[Work instructions] Check each line of the records below and collect those that include the word "account".

[Listed records]
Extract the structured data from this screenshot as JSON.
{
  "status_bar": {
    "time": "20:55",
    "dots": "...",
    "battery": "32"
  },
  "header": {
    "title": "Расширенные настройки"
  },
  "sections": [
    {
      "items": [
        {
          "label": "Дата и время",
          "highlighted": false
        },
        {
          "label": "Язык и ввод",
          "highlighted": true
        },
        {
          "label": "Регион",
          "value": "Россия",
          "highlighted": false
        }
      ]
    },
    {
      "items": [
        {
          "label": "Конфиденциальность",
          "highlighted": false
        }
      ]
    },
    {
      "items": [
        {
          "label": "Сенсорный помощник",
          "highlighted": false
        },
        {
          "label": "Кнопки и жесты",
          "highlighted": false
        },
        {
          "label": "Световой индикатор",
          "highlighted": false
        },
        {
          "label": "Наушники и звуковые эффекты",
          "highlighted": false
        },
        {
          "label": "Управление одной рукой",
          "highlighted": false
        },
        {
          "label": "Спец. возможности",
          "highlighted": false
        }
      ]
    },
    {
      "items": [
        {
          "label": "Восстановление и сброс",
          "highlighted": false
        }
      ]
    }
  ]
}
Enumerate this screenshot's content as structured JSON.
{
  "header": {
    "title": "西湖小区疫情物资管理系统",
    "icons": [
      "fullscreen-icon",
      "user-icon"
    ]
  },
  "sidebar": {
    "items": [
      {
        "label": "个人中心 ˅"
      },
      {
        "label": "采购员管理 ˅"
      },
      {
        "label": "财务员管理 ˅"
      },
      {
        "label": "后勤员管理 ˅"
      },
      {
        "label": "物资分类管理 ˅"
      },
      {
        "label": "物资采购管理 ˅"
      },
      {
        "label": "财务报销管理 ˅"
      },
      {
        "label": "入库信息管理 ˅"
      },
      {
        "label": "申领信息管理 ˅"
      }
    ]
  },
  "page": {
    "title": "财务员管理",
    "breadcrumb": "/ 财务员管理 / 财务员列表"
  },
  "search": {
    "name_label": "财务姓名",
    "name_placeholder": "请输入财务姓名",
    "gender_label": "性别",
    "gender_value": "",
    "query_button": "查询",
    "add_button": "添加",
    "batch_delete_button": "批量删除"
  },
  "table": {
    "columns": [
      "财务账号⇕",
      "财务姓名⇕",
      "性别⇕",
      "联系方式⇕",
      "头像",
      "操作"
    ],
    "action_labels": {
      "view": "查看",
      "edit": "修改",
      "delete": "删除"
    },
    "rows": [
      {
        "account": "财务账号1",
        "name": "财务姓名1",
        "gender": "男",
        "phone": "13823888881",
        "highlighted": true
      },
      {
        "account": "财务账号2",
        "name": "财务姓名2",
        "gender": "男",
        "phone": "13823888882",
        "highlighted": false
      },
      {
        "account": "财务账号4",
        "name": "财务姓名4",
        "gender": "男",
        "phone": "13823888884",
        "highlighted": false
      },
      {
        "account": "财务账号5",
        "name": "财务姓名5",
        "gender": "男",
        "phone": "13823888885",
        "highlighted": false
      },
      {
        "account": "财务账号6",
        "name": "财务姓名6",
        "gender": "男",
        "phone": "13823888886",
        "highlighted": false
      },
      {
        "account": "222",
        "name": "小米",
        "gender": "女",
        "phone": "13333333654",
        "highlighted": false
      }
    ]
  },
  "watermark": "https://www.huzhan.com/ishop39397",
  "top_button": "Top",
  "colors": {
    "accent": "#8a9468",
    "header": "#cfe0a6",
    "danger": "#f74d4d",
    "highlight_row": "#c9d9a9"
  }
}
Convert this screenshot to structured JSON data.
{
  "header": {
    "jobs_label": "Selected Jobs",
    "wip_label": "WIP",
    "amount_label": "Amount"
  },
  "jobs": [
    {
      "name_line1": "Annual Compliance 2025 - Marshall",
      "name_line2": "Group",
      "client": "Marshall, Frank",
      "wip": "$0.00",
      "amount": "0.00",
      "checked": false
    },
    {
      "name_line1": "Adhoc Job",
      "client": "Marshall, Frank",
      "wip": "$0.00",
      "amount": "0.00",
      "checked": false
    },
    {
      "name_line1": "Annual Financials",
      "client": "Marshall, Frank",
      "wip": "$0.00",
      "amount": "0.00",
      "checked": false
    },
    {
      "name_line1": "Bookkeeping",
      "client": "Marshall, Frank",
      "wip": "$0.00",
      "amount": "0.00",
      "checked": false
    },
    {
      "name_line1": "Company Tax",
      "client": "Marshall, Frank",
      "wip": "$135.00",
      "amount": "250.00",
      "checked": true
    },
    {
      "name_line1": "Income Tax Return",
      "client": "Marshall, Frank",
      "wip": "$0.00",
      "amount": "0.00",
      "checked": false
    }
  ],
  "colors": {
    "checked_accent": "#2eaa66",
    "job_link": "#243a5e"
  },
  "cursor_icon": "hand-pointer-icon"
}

[Exercise output]
        "account": "财务账号1",
        "account": "财务账号2",
        "account": "财务账号4",
        "account": "财务账号5",
        "account": "财务账号6",
        "account": "222",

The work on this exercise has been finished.